Going forward, Beth’s got big visions. “I like round numbers. I’d like to raise a million dollars at the Gala, I’d like to see a million children with autism cared for with NECC’s curriculum, and I’d like to see a million teachers trained by NECC.  I’d also like to see the global standard of autism care match what is taking place at NECC and in their partner classrooms.”

“You can’t help but recognize the impact autism has on the community and the schools and the kids,” she says. “As a community, we need to pay attention to the work NECC is doing; it may very well be Massachusetts’ most important export, and is certainly Southborough’s. We need to ensure children with ASDs are given the tools that they need, that all the kids in our schools understand what autism is and that they know how to be a good friend.”

Meet the Patenaude Family

Allison and Stephen Patenaude received their son Nathan’s autism and global developmental delay diagnosis just two days before his sister, Morgan, was born. Nathan was already enrolled in Early Intervention, but when the autism diagnosis came, Allison and Stephen began exploring other options. They first learned about The New England Center for Children through patenaudesNathan’s early intervention teacher, which prompted Allison to read about the program online.
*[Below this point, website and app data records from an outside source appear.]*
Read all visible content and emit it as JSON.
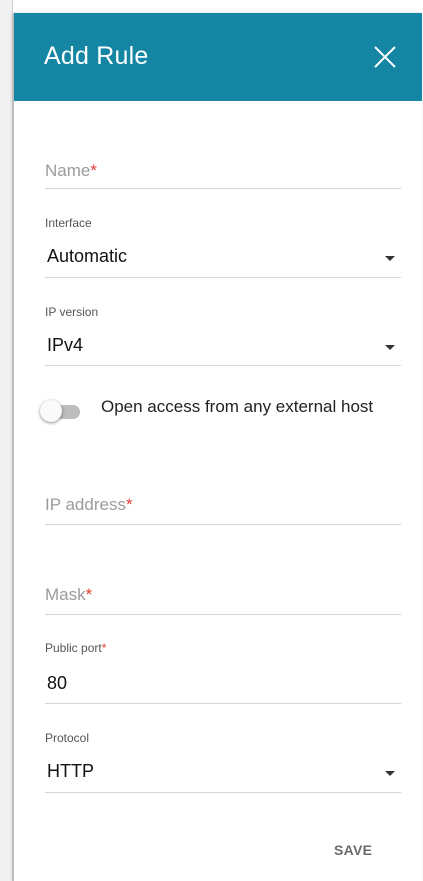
{
  "dialog": {
    "title": "Add Rule",
    "close_icon": "close-icon",
    "header_color": "#1486a3"
  },
  "form": {
    "name": {
      "placeholder": "Name",
      "required_mark": "*",
      "value": ""
    },
    "interface": {
      "label": "Interface",
      "value": "Automatic"
    },
    "ip_version": {
      "label": "IP version",
      "value": "IPv4"
    },
    "open_access": {
      "label": "Open access from any external host",
      "enabled": false
    },
    "ip_address": {
      "placeholder": "IP address",
      "required_mark": "*",
      "value": ""
    },
    "mask": {
      "placeholder": "Mask",
      "required_mark": "*",
      "value": ""
    },
    "public_port": {
      "label": "Public port",
      "required_mark": "*",
      "value": "80"
    },
    "protocol": {
      "label": "Protocol",
      "value": "HTTP"
    }
  },
  "actions": {
    "save_label": "SAVE"
  }
}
“It really boiled down to the research. We knew they would be on the cutting edge of what needs to be done with autism,” Stephen said.

In January 2015, Allison met with admissions staff and was quickly impressed with NECC’s 30 hours per week of intensive home based training. Nathan was 2, but functioning at a 12-month-old level.

“When we started with home-based he couldn’t sit, [he had] a lot of repetitive motions, no eye contact, couldn’t point, lost all of his early toddler skills,”Stephen said. “Julie, our lead NECC therapist, sat on the floor the first day, and he joined her and shape sorted with her.”

As full-time working parents, they found NECC home-based services to be invaluable.

“In the first week he was sitting in a session for 15 to 20 minutes at a time. NECC really gave him those foundational skills back,” Stephen said. “We knew from the first day we made the right choice.”

The Patenaude’s started a support group for families using Early Intervention services. They met monthly to talk about autism and other diagnoses, and discuss how it affects their families’ lives. Once Nathan began using NECC services, they shared their experience and seven families from their group started at NECC. Although Nathan used NECC services for only eight months, the Patenaude’s are strong supporters of NECC.

“We realized quickly how life-changing NECC has been. [It] literally changed our lives for the better, especially Nathan’s life,” Allison said.

They found unique ways to give back. With every real estate transaction Stephen closes through Century 21, he donates a percentage to NECC. They also support NECC’s Annual 5K Walk/Run for Autism with “Team Nate.” “We wanted to raise a little bit of money and awareness so we started a GoFundMe page,” said Allison. “Our goal was five hundred dollars, but we raised over five thousand.” In 2016, they hosted a fundraising night at Night Shift Brewery in Everett. More than 125 people attended, and they raised $12,000.
The Patenaude’s want to help ensure that all kids with autism get the services and education they need.

“Statistics are showing that autism rates are going up so fast that everyone is going to know someone with autism,” said Allison. “It’s something we have to figure out.” It’s this passion and caring that has inspired others to support their fundraising efforts. “We know we will always have NECC in our lives,” she said. “It’s something that’s important to us.”